* [Task statement]: Give the number of lines in the listing that hold the word "dies". Write nothing but that number.

*** Block opens ***

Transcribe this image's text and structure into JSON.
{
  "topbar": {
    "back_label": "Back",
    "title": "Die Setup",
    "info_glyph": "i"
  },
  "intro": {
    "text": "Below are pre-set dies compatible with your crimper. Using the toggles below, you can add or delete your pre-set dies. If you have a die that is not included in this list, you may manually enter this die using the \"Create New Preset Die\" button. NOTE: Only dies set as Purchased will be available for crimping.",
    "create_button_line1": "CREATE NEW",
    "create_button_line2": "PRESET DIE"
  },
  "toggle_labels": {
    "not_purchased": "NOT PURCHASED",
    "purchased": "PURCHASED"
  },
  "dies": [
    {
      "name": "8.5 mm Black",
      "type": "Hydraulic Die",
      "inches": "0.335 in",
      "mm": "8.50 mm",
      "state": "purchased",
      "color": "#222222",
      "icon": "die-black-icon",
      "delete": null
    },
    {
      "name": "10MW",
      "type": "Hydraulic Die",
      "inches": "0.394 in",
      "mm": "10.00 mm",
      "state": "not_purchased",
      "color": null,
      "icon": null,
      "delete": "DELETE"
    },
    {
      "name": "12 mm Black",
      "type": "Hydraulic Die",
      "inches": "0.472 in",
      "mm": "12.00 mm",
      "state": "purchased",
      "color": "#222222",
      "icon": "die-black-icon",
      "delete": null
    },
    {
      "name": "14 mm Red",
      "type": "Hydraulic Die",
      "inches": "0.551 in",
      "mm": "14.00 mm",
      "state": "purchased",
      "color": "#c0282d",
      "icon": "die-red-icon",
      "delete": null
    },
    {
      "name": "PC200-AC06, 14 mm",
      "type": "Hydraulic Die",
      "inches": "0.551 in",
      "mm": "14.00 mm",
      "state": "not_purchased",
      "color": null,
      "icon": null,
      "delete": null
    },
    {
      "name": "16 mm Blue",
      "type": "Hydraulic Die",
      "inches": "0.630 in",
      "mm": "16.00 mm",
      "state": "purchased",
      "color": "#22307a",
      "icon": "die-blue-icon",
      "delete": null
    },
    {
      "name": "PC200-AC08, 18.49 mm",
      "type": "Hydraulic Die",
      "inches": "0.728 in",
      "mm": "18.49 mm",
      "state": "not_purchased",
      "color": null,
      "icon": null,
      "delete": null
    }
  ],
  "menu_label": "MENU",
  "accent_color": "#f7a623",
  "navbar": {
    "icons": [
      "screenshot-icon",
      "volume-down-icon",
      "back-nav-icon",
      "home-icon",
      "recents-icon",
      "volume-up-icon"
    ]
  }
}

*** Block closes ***

* [Problem solution]: 2